The Associated Press

Committee approves three bills to limit lawsuits

By Phillip Rawls

Associated Press Writer

MONTGOMERY, Ala. -- For the first time in five years, a state Senate committee approved bills to limit lawsuits, including putting a cap on some punitive damage verdicts. But the bills pleased neither business groups nor plaintiff lawyers.

The Senate Judiciary Committee voted overwhelmingly for three bills after splitting 8-7 on several procedural votes. The procedural votes were over whether to use versions of the bills favored by the Senate's Democratic majority or by allies of Republican Lt. Gov. Steve Windom. Windom's side, which was aligned with several business groups, lost every vote.

Windom said he was pleased the committee approved some tort bills after sitting on them for the last four years, but they won't solve the state's problem with big jury verdicts.

"It's not tort reform. It's tort deform," he said.

But Senate President Pro Tem Lowell Barron, D-Fyffe, said, "This is a reasonable package that neither the trial lawyers nor all of business are totally pleased with."

Barron, who voted for all three bills, said he hopes to have them up for debate in the Senate on Tuesday. He said they would probably be the only pieces of lawsuit legislation considered by the Senate this session because of time constraints.

The bills would:

-Cap punitive damage verdicts in consumer fraud cases, but not in cases involving injury or death. The caps would vary according to the size of the business being sued, but they would not apply in class-action lawsuits. Currently, there are no caps, but judges review verdicts to see if they are excessive.
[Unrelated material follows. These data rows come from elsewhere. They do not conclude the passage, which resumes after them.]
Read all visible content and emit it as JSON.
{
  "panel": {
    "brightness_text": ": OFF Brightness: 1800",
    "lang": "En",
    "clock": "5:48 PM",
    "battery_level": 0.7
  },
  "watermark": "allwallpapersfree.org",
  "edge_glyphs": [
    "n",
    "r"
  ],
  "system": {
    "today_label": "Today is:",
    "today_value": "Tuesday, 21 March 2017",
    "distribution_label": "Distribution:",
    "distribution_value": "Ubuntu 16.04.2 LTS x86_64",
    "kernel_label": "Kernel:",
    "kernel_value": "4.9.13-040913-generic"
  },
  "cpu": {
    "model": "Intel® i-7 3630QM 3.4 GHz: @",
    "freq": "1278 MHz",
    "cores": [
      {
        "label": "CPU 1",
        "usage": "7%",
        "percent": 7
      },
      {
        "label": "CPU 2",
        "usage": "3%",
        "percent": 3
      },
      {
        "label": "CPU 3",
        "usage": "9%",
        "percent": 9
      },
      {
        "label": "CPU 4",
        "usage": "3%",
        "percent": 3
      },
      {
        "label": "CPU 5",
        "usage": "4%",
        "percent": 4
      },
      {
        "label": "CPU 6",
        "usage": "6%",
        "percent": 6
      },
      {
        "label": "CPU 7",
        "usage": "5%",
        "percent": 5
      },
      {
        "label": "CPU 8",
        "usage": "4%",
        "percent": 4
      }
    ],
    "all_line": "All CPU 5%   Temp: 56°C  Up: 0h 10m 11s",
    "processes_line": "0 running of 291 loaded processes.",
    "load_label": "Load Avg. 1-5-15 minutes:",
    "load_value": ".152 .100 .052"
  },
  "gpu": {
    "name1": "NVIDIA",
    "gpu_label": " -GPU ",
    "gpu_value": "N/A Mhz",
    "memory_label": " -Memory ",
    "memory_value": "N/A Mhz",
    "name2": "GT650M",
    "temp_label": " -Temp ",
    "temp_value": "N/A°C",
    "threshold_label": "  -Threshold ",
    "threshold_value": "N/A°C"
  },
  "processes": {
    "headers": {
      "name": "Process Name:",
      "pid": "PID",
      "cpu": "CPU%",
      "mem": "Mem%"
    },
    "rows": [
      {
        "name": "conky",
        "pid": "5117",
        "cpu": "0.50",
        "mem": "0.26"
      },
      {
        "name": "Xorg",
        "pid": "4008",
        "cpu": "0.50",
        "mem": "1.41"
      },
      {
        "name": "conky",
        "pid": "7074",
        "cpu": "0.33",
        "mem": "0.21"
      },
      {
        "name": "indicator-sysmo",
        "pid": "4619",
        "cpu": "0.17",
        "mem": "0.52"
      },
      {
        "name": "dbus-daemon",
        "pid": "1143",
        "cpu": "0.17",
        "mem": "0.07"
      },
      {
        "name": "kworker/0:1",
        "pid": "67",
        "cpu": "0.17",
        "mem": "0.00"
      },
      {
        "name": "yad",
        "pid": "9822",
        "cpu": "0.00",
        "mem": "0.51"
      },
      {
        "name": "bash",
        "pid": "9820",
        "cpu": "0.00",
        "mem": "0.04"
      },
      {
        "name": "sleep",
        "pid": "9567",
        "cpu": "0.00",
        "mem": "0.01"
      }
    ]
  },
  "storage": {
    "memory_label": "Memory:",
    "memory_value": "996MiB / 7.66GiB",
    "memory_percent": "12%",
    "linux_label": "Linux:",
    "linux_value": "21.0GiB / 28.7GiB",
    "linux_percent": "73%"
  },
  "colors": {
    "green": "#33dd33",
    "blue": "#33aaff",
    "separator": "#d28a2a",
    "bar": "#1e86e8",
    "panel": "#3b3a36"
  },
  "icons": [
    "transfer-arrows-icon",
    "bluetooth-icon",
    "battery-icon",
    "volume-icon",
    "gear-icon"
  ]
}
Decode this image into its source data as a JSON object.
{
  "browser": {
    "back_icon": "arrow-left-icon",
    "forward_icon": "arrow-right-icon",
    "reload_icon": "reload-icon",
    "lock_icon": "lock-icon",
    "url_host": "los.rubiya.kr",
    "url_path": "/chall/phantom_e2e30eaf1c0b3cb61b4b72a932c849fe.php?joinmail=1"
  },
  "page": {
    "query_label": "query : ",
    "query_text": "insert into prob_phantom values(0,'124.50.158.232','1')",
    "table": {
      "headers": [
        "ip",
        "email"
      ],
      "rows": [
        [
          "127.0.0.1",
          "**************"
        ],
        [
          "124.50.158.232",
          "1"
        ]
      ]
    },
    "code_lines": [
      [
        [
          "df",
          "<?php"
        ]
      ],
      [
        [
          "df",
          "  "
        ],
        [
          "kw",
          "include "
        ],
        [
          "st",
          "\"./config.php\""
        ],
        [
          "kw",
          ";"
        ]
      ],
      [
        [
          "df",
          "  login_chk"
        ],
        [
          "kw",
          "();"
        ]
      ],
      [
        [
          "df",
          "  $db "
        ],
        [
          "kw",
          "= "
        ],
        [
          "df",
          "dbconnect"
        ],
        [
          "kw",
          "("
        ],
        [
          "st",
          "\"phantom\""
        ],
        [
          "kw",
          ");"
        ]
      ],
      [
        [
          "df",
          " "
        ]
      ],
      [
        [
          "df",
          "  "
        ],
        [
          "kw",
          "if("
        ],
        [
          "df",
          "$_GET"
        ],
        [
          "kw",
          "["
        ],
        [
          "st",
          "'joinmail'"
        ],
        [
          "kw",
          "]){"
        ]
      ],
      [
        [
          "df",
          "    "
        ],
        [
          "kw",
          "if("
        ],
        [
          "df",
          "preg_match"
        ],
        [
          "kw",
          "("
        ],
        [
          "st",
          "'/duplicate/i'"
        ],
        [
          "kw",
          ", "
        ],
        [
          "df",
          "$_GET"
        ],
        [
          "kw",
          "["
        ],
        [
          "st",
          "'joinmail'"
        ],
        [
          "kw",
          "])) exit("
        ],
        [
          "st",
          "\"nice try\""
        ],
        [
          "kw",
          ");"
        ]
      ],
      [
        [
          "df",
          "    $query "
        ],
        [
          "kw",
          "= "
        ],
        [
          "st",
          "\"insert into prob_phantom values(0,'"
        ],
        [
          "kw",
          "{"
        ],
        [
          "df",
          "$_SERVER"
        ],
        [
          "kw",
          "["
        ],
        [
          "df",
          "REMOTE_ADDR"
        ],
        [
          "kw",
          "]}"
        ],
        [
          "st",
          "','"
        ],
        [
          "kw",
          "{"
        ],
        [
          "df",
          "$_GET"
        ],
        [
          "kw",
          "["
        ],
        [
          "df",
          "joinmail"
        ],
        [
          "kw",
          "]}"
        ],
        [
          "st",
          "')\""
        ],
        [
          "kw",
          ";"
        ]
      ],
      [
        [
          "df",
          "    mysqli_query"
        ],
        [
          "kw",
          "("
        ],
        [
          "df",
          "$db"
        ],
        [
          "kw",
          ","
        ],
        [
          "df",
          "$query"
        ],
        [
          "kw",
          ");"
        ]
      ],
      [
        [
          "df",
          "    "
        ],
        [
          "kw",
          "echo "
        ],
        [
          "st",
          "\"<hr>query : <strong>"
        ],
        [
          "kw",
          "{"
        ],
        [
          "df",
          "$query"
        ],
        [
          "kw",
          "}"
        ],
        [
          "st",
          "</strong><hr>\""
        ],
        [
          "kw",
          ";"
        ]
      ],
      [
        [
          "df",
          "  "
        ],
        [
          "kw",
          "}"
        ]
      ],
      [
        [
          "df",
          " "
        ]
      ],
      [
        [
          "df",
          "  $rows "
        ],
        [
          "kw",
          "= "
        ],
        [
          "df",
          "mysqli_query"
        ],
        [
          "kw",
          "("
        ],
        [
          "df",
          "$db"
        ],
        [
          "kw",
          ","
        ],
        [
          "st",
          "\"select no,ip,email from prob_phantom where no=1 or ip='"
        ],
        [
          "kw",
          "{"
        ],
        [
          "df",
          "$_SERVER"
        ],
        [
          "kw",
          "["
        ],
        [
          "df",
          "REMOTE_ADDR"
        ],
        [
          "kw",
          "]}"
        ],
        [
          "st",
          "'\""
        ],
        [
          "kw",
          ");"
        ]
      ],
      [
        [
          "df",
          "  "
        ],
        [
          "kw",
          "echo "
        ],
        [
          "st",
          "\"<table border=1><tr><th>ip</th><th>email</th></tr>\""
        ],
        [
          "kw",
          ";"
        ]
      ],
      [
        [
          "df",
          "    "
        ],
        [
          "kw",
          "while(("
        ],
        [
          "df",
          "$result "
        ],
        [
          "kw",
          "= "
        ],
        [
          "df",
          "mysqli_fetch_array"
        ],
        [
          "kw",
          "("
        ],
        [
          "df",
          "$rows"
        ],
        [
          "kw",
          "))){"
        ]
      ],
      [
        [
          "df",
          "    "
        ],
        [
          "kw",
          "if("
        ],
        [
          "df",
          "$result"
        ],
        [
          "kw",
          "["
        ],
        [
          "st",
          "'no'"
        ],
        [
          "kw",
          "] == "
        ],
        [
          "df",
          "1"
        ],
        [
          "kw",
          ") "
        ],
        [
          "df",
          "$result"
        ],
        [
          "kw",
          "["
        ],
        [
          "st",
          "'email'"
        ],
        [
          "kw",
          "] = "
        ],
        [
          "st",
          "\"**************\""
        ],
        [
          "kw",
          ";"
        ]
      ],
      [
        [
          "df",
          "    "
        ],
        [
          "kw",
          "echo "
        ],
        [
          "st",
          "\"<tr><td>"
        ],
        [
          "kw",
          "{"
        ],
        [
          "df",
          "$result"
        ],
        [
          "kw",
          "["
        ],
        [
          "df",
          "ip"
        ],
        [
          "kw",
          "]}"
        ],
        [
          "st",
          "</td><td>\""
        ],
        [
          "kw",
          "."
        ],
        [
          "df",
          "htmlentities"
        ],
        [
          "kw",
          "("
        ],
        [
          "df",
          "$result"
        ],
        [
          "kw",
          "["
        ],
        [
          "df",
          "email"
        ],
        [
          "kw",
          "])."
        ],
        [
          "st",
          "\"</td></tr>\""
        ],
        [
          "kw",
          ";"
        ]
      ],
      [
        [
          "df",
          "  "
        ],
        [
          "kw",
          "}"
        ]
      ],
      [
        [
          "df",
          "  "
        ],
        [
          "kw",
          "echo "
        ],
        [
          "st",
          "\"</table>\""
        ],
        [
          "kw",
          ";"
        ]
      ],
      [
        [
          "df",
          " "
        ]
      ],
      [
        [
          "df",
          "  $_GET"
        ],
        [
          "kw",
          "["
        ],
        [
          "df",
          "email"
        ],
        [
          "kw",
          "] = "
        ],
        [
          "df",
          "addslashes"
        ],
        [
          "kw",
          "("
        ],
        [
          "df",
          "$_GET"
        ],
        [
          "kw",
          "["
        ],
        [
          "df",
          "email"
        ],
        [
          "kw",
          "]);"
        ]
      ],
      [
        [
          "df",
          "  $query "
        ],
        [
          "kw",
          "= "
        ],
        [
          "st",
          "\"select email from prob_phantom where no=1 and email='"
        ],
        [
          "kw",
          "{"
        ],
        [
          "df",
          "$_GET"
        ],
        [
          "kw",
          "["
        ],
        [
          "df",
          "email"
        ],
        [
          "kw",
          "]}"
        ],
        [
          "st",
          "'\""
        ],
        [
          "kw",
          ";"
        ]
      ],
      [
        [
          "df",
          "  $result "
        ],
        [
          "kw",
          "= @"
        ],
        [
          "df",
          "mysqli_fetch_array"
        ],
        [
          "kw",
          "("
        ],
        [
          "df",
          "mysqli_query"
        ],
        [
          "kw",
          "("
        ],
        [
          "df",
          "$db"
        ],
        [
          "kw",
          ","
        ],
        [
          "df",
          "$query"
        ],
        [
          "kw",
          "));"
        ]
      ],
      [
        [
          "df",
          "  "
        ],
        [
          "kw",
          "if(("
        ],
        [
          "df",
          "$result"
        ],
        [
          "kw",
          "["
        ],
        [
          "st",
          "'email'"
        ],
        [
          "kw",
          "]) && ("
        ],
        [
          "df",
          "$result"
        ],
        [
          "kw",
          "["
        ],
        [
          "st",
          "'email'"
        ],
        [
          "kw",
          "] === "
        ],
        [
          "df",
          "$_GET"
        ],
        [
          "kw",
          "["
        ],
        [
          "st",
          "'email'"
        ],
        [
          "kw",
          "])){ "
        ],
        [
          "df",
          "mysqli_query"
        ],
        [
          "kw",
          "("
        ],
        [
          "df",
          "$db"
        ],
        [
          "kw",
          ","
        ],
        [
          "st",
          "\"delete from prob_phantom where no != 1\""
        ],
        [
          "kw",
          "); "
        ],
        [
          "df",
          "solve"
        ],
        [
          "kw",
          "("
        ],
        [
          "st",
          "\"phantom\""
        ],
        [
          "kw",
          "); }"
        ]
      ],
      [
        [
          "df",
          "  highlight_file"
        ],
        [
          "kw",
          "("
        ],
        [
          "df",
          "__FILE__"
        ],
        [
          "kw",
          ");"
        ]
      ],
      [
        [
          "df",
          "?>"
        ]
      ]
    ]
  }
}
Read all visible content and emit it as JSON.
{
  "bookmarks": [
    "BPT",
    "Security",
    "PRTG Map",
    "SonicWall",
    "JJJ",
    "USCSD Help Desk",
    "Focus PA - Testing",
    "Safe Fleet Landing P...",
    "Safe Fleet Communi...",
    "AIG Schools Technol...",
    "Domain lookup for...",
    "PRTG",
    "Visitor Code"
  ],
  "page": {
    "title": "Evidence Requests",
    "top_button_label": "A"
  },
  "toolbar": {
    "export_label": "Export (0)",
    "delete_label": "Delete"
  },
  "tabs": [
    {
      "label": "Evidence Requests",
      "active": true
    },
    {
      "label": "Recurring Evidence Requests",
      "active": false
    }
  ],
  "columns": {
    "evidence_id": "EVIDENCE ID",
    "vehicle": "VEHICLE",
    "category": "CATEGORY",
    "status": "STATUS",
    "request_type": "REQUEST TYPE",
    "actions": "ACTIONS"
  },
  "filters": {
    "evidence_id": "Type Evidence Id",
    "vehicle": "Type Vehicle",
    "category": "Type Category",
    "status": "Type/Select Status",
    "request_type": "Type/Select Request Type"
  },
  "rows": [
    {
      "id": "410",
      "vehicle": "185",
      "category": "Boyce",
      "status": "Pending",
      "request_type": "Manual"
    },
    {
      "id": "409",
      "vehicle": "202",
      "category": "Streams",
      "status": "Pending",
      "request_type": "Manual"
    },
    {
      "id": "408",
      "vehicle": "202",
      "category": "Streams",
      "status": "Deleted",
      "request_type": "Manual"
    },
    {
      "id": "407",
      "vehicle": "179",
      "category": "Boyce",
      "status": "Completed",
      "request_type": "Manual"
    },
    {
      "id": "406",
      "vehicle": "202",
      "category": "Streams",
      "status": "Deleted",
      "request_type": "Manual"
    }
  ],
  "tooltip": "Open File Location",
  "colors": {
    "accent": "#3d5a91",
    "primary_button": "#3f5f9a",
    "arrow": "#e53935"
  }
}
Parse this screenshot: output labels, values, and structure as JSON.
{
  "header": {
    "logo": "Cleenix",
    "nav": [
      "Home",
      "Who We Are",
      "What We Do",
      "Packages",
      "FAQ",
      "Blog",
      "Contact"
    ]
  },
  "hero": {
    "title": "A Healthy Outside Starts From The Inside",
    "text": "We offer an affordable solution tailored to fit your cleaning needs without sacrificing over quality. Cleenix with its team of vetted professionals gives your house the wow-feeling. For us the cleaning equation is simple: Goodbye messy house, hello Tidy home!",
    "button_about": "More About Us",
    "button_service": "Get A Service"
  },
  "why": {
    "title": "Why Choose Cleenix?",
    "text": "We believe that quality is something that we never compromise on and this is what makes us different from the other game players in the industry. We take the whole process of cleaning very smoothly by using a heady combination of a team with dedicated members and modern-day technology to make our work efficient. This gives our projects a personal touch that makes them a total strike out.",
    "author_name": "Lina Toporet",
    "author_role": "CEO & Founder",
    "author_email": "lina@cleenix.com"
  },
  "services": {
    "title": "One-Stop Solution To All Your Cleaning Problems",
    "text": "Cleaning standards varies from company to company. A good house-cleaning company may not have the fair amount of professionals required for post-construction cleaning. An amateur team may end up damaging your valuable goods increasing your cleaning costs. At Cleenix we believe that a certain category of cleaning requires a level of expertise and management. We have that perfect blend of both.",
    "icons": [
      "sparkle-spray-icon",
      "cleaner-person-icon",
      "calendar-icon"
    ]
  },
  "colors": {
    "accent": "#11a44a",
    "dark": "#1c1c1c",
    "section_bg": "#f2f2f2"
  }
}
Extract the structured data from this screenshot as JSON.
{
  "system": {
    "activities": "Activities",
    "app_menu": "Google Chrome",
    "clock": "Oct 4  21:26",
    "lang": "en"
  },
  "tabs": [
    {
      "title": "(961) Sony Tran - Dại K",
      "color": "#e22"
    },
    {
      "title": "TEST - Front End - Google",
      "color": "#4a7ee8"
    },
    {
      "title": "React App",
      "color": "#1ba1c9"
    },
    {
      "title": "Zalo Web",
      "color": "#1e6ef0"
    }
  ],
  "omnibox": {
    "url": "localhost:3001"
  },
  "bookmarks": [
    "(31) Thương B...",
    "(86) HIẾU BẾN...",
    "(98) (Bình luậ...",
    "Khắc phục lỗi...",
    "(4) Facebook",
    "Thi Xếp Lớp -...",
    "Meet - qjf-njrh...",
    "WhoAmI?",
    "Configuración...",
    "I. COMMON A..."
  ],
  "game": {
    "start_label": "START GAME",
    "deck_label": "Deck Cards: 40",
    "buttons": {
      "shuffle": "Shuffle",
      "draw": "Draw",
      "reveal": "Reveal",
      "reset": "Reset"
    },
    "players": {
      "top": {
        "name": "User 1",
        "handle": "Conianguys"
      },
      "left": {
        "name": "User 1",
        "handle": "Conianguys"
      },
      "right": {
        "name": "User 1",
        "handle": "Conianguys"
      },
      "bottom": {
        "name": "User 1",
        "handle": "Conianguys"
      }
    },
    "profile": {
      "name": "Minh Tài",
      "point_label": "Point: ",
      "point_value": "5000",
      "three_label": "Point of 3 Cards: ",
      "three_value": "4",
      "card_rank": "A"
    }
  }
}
-Limit where lawsuits can be filed to a company's principal place of business, the plaintiff's home county at the time of the alleged incident, and the county where the alleged incident took place. A plaintiff could no longer move to a new county and file a suit there to improve his chances in court.

-Make sure a company has a chance to be heard in court before a judge turns a lawsuit into class-action litigation representing all of the company's customers, and give both sides in a lawsuit one chance to appeal a judge's decision on class-action status. This bill incorporates recent decisions by the Alabama Supreme Court that limited class-action lawsuits.

The Alabama Civil Justice Reform Committee has been pushing seven bills to limit lawsuits. The bill on class-action lawsuits was the only bill approved by the committee that resembled what the ACJRC wanted.

ACJRC Chairman John McMillan of Montgomery said he was disappointed with most of the provisions of the bills, but at least the Senate has some lawsuit legislation to debate. He said his group would try to get the Senate to strengthen the bills during the debate next week.

Greg Breedlove of Mobile, president of the Alabama Trial Lawyers Association, said there was no need for the legislation. "Business is doing better in Alabama now that it's ever done," he said.

Gov. Don Siegelman urged the committee to approve some lawsuit legislation "so we can put this issue aside - put it aside for the right reasons - so we can focus our attention on education."

If the Legislature approves the bills, Siegelman said he is ready to meet with the editorial boards of business publications to tell them how Alabama has "balanced the scale of justice."

McMillan praised Siegelman for making the offer. "The biggest thing on whether we've solved this problem is what the national media thinks," he said.

Lawyers Involved: